After his arrest, the hardest part for Bell was not telling his coach or his teammates. It was telling his mother.

"She was kind of in shock. Silent," he said.

His mother told him to apologize, ask for forgiveness and then move forward.

Bell says he is now entirely clean. He no longer smokes marijuana, drinks, or does any other sort of substance.

He watched the Steelers opening night loss to the Patriots at his mom's house -- a house he bought for her -- but he says he was a changed man ready to make the most of his career.

Justice for Jonathan

Former Florida A&M University football player Jonathan Ferrell was killed by a North Carolina police officer who said he feared the young black man was going to take away his gun.

Ferell was unarmed and not acting in a threatening manner. In addition his blood alcohol level showed that he was not intoxicated at the time of his death.

Charlotte-Mecklenburg officer Randall Kerrick shot 12 times, hitting Ferrell ten times, as the former athlete sought help following a car accident in 2013. The jury deadlocked after four days of deliberations, unable to reach a decision. Later, prosecutors declined to refile the charges and try Kerrick again.

That was a decision which outraged Ferrell's family and brought the case to E:60.

This current story follows up an earlier E:60 piece where reporter Lisa Salters looked at the death of Ferrell, the investigation that followed, his family's fight for justice, and how one case can shed light on a topic, race and the use of deadly force by police, that has sparked a national debate.

"Most of the people lining up behind officer Kerrick were white," said Mike Gordon, who covered the trial for the Charlotte Observer. He said it was very clear that race played a part in the jury's decision.

Prosecutors argued that it was clear Ferrell was unarmed. The officer maintained that he gave clear instructions and that Ferrell was going after his gun.

"He stuck with the story," Gordon said.

Despite the inability of the jury to reach a decision, Ferrell's family and friends have not given up the idea of finding justice for the fallen athlete.

Two years to the day of his death, his mother and brother visited the site where died. They vowed that the fight is not over and that they will not stop until justice has been served.

Silent Night Lights

Fremont, California's California School for the Deaf was used to people not expecting much from its football team.

The athletes however chose to not accept that and used the skepticism to fuel their march to the top. A team of underdogs, the school made its opponents take notice.

Some of the players were born deaf. Others lost their hearing later in life, but all were used to facing adversity. In some cases they were mocked by their peers and in sometimes they just had to battle the loneliness of being deaf in a hearing world.

It was adversity that could have broken the young men.

Instead, it drove them to excel on the football field. Representing their school -- the first all-deaf environment most of them had ever seen -- the team was driven to prove it belonged.

Opponents may have scoffed. They may have underestimated the small school full of deaf kids, bu they were proven very wrong.

The team uses its perceived weakness to its advantage.
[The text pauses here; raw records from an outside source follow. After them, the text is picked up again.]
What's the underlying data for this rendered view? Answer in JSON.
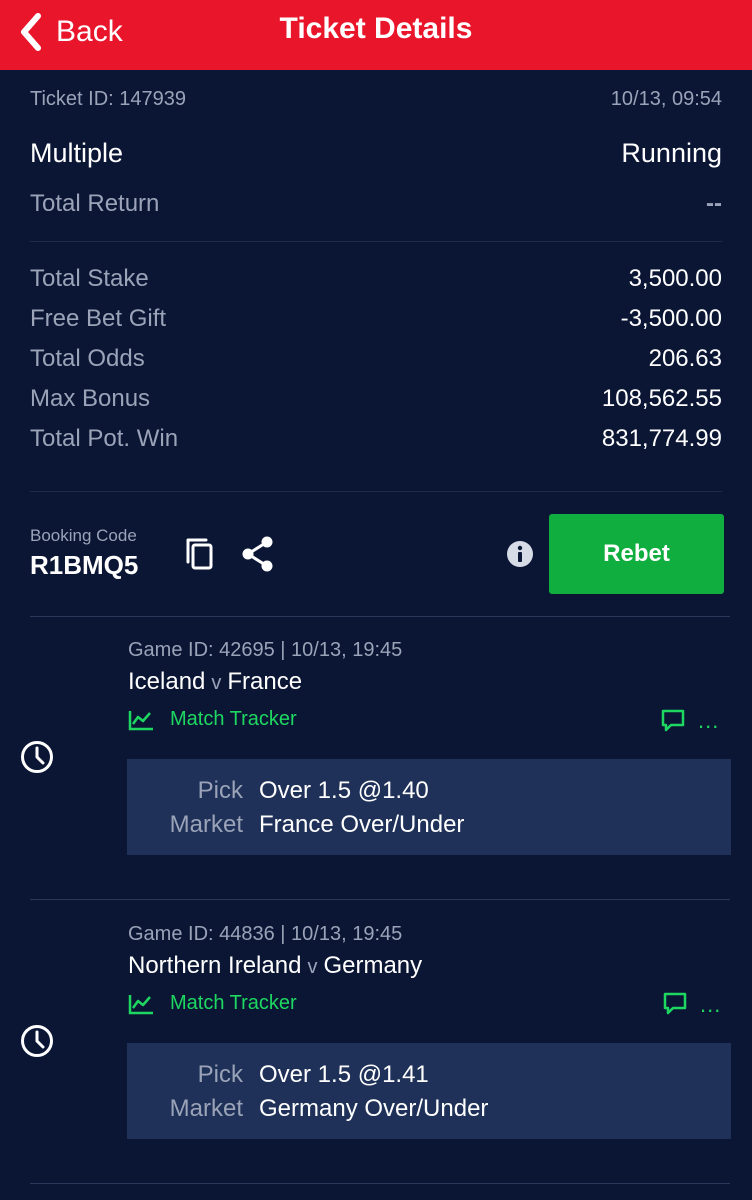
{
  "header": {
    "back_label": "Back",
    "title": "Ticket Details"
  },
  "ticket": {
    "id_label": "Ticket ID: 147939",
    "datetime": "10/13, 09:54",
    "type": "Multiple",
    "status": "Running",
    "total_return_label": "Total Return",
    "total_return_value": "--"
  },
  "stats": [
    {
      "label": "Total Stake",
      "value": "3,500.00"
    },
    {
      "label": "Free Bet Gift",
      "value": "-3,500.00"
    },
    {
      "label": "Total Odds",
      "value": "206.63"
    },
    {
      "label": "Max Bonus",
      "value": "108,562.55"
    },
    {
      "label": "Total Pot. Win",
      "value": "831,774.99"
    }
  ],
  "booking": {
    "label": "Booking Code",
    "code": "R1BMQ5",
    "rebet_label": "Rebet"
  },
  "games": [
    {
      "meta": "Game ID: 42695 | 10/13, 19:45",
      "home": "Iceland",
      "vs": "v",
      "away": "France",
      "tracker_label": "Match Tracker",
      "more": "...",
      "pick_key": "Pick",
      "pick_value": "Over 1.5 @1.40",
      "market_key": "Market",
      "market_value": "France Over/Under"
    },
    {
      "meta": "Game ID: 44836 | 10/13, 19:45",
      "home": "Northern Ireland",
      "vs": "v",
      "away": "Germany",
      "tracker_label": "Match Tracker",
      "more": "...",
      "pick_key": "Pick",
      "pick_value": "Over 1.5 @1.41",
      "market_key": "Market",
      "market_value": "Germany Over/Under"
    }
  ],
  "colors": {
    "header": "#e8152b",
    "background": "#0b1635",
    "accent_green": "#1ed760",
    "rebet": "#0fae3e",
    "pick_box": "#1f3158"
  }
}
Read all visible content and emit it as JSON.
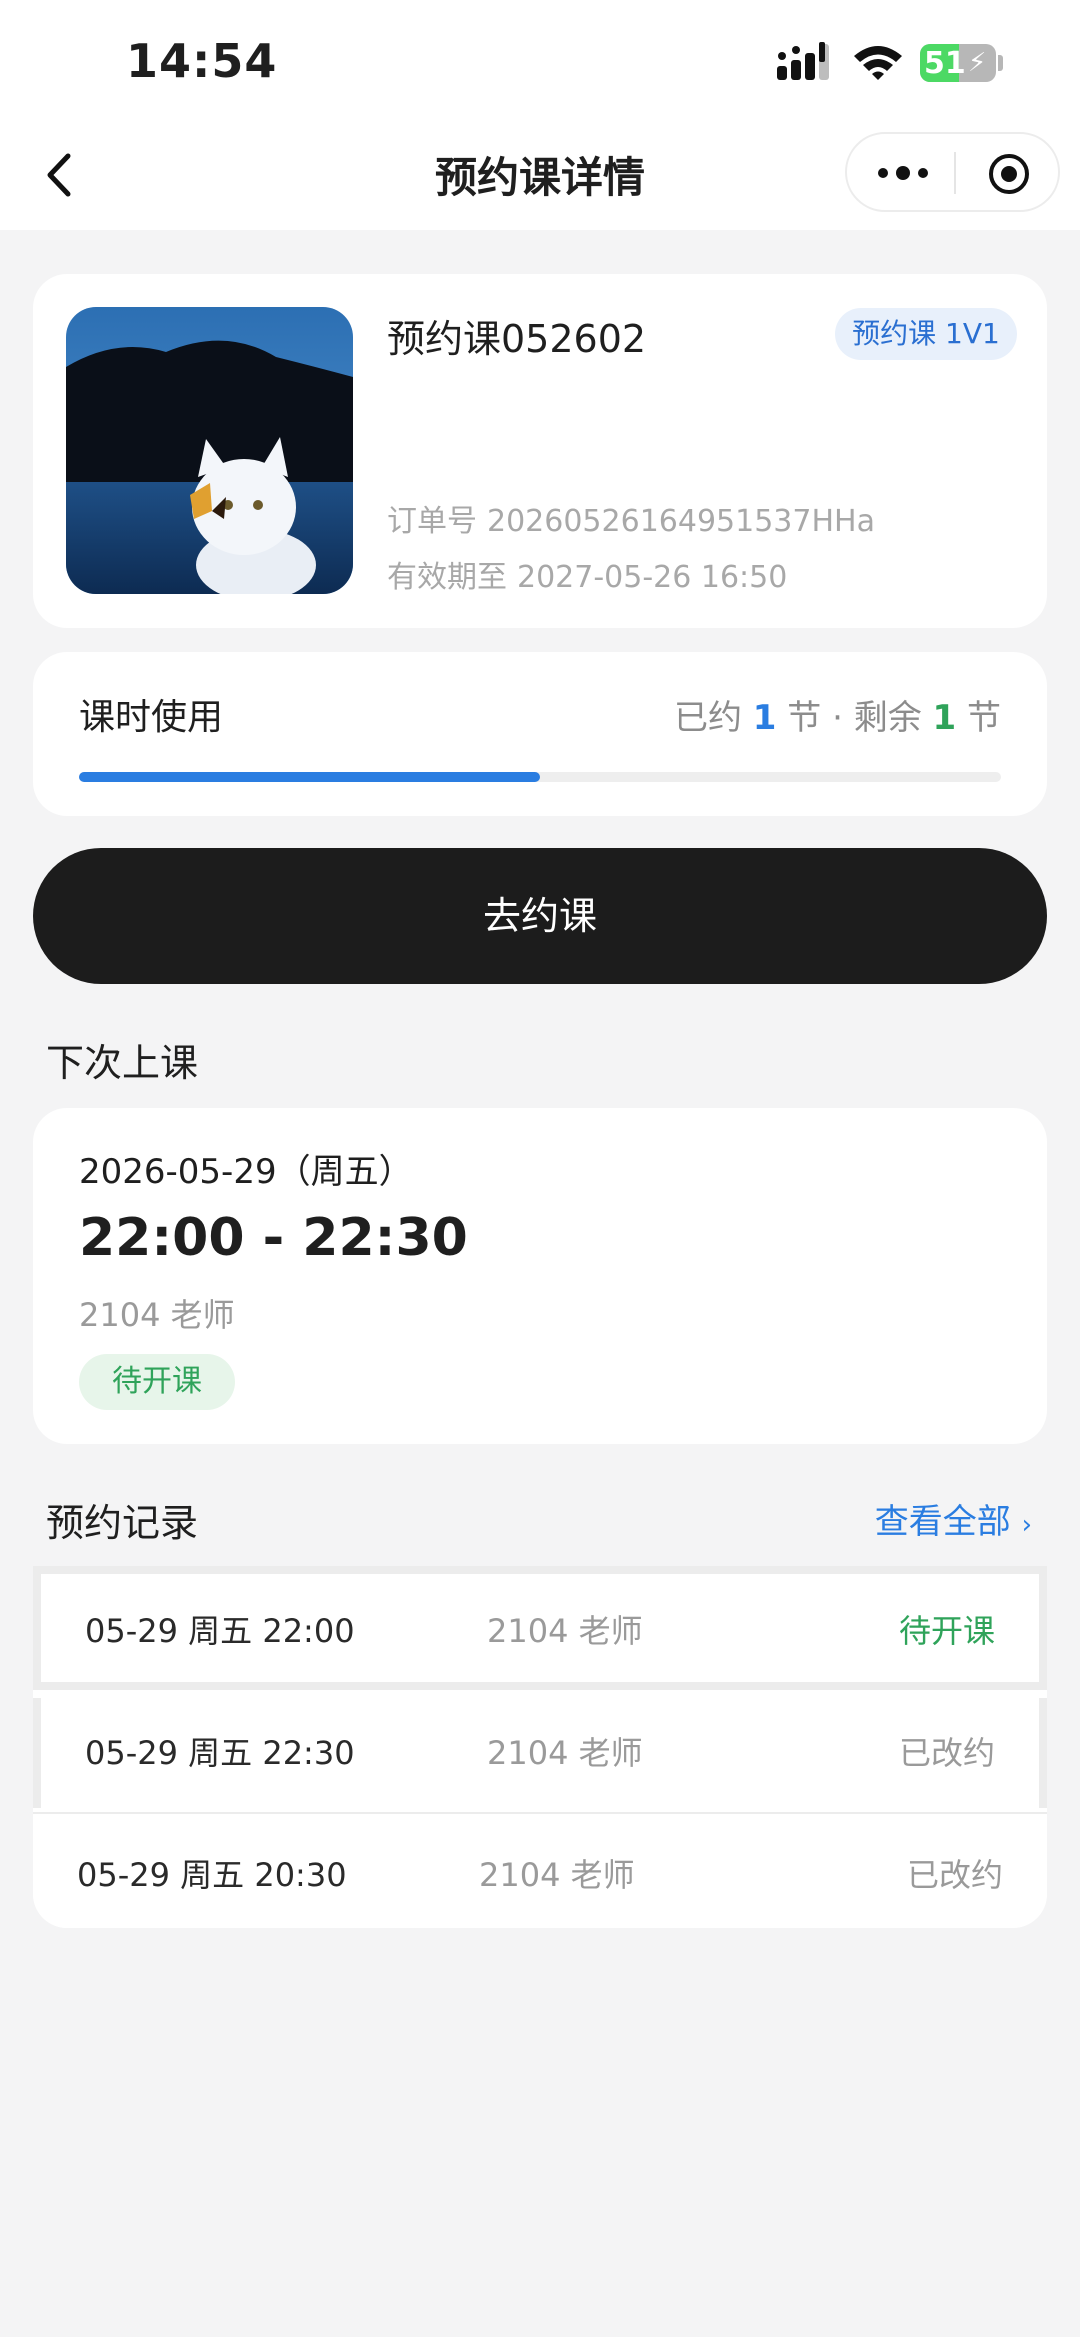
{
  "status_bar": {
    "time": "14:54",
    "battery": "51",
    "battery_level": 0.51
  },
  "nav": {
    "title": "预约课详情"
  },
  "course": {
    "name": "预约课052602",
    "badge": "预约课 1V1",
    "order_label": "订单号",
    "order_no": "20260526164951537HHa",
    "expiry_label": "有效期至",
    "expiry": "2027-05-26 16:50"
  },
  "usage": {
    "title": "课时使用",
    "booked_prefix": "已约",
    "booked": "1",
    "unit": "节",
    "separator": "·",
    "remaining_prefix": "剩余",
    "remaining": "1",
    "progress": 0.5
  },
  "primary_button": "去约课",
  "next_class": {
    "section_title": "下次上课",
    "date": "2026-05-29（周五）",
    "time": "22:00 - 22:30",
    "teacher": "2104 老师",
    "status": "待开课"
  },
  "records": {
    "section_title": "预约记录",
    "view_all": "查看全部",
    "items": [
      {
        "time": "05-29 周五 22:00",
        "teacher": "2104 老师",
        "status": "待开课"
      },
      {
        "time": "05-29 周五 22:30",
        "teacher": "2104 老师",
        "status": "已改约"
      },
      {
        "time": "05-29 周五 20:30",
        "teacher": "2104 老师",
        "status": "已改约"
      }
    ]
  },
  "colors": {
    "accent_blue": "#2a7de1",
    "accent_green": "#2fa35a",
    "button_dark": "#1c1c1c"
  }
}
The ability of its players to sign allows for fast communication and a playbook stuffed with 150 plays, all of which are called via signs.

Mostly, though, the team has been honed by adversity into a stronger unit. It's like a story from a movie, only in this case it seems almost too preposterous to be real.

CCSFTD opened its 2014 season 5-0 outscoring its opponents 227-0. They then lost two games, requiring them to win three in a row in order to make the playoffs.

That's when the stuff of Disney movies began to happen and the team put up three more shutouts. Backs against the wall, these unlikely star athletes finished 8-2 to make the playoffs.

In a movie that could be the ending. In this case, the team had more work to do.

In the playoffs, against a rival that had previously owned it, the CCSFTD players overcame an early deficit to take a lead into halftime.

That's when the movie dream died and the journey came to an end -- a crushing 15-14 loss.

That loss however does not overshadow the accomplishment nor does it stop the team from being an example of what can happen if you commit and refuse to let your limitations stop you.